While you want to root for her to land on her feet, the amount of support she does in fact have around her makes this feel less urgent. Nevertheless, Suttie portrays the more honest aspects of what are usually regarded as the best parts of life – family, relationships, friends, career – with the perfect concoction of warmth and grit.
(Review by Hannah Millington)
4. Conversations On Love by Natasha Lunn is published by Viking. Available now
Exploring everything from friendship to sex, parenthood to falling in love slowly, we're thrilled that @Natashalunn's EXCELLENT #ConversationsOnLove is finally out in the world today 💕
Find out more about this summer's biggest non-fiction book now: https://t.co/KRMPpwF8Sr pic.twitter.com/g5Jcp8VKoP
— Penguin Books UK (@PenguinUKBooks) July 15, 2021
Conversations On Love is a mix of memoir and interviews exploring the subject of love in all its forms – from parenting and friendship, to romance and long-term commitment. The book moves from Lunn’s own experiences – of teenage crushes, first dates, marriage and struggles to conceive – to discussions on topics from the power of friendship and being alone, to grief, desire and the idea of soulmates.
As a journalist, Lunn conducts thoughtful interviews with a wide-ranging series of experts, from thinkers Philippa Perry, Susie Orbach and Alain de Botton, to writers Dolly Alderton, Roxane Gay and Lisa Taddeo. The book flows naturally between profound topics, avoids cliche, and the broad scope of interviewees allows for a range of perspectives to influence Lunn’s thinking – on a subject so complex, yet universal.
(Review by Jessica Frank-Keyes)
Children’s book of the week
5. Girl (In Real Life) by Tamsin Winter is published in paperback by Usborne Publishing. Available now
“Highly relatable, balancing slapstick sequences with moments of real poignance" says The Observer ✨
GIRL (in real life) from award-winning @TamsinWrites is OUT NOW! 📸https://t.co/w3fzh9d1AD pic.twitter.com/iM6ZOVz7tc
— Usborne Publishing (@Usborne) July 10, 2021
Girl (In Real Life) centres around Eva, a 13-year-old girl and star of a YouTube channel her parents set up before she was even born.
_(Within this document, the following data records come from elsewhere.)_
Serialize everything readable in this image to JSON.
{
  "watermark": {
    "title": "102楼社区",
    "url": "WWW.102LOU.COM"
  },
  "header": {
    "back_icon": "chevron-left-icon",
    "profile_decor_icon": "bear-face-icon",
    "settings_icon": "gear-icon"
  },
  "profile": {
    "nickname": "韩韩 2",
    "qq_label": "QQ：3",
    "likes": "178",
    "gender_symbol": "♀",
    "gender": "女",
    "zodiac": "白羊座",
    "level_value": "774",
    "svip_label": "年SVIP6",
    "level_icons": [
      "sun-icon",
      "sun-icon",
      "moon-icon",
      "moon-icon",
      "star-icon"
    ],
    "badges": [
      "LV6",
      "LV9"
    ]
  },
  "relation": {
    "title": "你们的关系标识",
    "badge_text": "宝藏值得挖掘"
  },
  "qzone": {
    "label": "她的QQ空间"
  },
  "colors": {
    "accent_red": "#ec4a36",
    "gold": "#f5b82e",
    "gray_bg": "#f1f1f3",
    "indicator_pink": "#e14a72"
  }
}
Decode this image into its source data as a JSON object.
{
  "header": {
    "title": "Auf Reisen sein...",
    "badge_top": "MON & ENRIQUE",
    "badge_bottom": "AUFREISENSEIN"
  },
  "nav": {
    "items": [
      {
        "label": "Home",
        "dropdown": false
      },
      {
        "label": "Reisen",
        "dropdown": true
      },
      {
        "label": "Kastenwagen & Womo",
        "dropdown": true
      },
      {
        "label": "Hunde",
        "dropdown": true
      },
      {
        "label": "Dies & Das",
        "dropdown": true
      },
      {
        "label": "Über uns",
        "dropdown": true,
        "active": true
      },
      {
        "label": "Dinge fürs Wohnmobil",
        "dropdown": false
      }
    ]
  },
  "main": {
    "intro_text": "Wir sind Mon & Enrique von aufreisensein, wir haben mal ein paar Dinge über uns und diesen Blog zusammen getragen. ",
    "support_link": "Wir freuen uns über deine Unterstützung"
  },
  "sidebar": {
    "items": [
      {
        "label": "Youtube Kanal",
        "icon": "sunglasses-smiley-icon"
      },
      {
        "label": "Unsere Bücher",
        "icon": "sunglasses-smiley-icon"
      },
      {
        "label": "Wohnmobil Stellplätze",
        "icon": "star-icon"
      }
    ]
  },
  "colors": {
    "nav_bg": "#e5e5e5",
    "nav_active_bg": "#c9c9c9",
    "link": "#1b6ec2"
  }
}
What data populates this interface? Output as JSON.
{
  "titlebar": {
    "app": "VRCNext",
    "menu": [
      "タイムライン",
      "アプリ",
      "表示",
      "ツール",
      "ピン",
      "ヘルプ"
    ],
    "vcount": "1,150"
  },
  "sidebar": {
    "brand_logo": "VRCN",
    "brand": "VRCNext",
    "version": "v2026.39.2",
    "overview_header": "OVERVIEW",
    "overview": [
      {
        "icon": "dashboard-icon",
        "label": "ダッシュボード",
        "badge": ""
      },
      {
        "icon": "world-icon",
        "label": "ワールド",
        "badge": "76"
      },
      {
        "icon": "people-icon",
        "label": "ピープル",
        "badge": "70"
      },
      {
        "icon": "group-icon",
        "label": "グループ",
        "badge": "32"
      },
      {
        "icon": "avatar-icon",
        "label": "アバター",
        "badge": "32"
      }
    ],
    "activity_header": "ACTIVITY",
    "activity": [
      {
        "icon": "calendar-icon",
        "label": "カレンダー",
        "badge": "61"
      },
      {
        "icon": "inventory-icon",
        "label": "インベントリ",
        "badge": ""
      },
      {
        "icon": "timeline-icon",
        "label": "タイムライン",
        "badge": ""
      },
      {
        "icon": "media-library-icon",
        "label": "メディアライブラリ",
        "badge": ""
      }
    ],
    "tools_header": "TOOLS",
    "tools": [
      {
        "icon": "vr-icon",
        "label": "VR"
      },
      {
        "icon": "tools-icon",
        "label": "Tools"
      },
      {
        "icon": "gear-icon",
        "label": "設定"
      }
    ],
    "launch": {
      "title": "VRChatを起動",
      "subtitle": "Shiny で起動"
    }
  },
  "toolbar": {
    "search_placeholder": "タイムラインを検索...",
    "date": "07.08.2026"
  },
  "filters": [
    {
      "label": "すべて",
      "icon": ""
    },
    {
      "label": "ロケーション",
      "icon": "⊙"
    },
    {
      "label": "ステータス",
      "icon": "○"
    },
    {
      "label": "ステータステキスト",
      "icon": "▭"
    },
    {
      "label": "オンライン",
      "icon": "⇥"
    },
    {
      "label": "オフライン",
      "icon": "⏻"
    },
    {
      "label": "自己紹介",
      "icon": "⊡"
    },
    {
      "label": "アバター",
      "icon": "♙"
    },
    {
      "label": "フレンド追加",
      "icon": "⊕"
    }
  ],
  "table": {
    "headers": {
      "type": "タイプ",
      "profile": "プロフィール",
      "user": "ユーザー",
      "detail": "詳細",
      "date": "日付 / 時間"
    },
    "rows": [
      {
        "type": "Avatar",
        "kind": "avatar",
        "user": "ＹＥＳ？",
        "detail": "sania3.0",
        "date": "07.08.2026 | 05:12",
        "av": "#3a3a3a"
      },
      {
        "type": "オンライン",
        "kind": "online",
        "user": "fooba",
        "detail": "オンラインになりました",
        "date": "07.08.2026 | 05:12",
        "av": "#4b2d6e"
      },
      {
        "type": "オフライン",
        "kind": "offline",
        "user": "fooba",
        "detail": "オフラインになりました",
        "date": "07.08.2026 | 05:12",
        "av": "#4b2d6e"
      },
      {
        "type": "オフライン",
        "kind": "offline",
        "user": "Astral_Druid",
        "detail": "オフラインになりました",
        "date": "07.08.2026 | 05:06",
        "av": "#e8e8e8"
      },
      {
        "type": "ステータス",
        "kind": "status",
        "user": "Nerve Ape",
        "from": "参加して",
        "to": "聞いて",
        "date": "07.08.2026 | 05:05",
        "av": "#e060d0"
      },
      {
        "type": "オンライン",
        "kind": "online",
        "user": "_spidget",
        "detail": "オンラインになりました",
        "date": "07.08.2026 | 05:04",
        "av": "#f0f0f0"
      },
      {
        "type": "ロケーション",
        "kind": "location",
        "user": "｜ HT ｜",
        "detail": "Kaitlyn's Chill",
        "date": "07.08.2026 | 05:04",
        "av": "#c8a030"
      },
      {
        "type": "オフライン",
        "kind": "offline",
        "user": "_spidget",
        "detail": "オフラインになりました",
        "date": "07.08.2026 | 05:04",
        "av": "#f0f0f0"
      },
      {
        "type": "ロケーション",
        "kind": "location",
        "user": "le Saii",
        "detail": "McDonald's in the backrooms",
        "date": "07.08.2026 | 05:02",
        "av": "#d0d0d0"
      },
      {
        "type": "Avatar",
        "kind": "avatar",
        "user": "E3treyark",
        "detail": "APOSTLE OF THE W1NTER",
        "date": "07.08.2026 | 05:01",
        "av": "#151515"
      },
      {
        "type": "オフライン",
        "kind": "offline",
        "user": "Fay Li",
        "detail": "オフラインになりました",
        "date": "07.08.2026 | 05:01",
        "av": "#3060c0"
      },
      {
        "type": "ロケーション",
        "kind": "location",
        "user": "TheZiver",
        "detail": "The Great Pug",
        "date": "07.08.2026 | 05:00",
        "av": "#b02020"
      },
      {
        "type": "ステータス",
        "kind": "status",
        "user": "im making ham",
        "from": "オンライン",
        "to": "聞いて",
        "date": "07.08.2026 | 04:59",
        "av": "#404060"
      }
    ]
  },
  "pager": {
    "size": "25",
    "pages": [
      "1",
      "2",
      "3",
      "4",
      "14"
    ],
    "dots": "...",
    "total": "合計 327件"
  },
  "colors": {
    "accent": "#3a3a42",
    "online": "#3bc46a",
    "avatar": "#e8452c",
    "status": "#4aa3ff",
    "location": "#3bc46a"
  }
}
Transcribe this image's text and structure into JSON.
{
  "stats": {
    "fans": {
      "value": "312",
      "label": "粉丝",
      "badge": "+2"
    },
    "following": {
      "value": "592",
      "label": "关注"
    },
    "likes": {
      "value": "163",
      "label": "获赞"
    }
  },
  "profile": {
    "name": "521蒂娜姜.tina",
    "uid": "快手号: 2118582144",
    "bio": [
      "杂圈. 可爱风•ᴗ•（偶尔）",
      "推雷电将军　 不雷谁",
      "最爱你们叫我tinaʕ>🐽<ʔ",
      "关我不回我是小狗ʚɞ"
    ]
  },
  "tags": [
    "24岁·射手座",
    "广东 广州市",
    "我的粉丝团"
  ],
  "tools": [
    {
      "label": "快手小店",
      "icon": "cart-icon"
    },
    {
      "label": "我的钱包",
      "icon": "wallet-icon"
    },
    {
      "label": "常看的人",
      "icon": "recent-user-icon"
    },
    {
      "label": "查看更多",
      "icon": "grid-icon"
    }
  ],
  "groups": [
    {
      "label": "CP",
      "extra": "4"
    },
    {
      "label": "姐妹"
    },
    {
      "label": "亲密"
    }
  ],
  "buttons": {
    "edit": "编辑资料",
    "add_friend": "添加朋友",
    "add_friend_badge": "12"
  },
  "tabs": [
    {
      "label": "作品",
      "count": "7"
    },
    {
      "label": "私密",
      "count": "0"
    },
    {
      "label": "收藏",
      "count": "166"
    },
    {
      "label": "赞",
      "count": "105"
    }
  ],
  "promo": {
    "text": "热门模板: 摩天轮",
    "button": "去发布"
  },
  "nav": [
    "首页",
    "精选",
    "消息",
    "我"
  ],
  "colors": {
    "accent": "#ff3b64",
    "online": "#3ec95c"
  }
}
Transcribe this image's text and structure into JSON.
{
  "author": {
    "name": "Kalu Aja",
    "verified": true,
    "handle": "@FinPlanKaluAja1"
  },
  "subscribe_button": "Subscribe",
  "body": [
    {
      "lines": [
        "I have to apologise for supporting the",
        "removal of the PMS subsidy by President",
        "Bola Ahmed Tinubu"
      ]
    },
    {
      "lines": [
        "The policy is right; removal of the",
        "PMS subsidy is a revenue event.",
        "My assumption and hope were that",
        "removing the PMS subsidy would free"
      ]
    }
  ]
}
Over the years, fans have followed her first tantrum, winced at her adolescent spots and giggled at her funny outfits, but it’s all got a bit much. As Eva decides she’s fed up with having zero privacy, she sets about sabotage. What unravels is a story of betrayal, loyalty, love and loss. Encouraging parents and kids to talk to each other about social media, vlogging, right and wrong, this story is everything a kids’ book should be.
Brilliantly written, Tamsin Winter’s third novel is genuinely hard to put down, funny and also heartbreakingly sad in places. The storyline tackles modern teenage issues and stirs up a huge amount of emotion, making it a must-have addition to adolescent bookshelves.
(Review by Claire Spreadbury)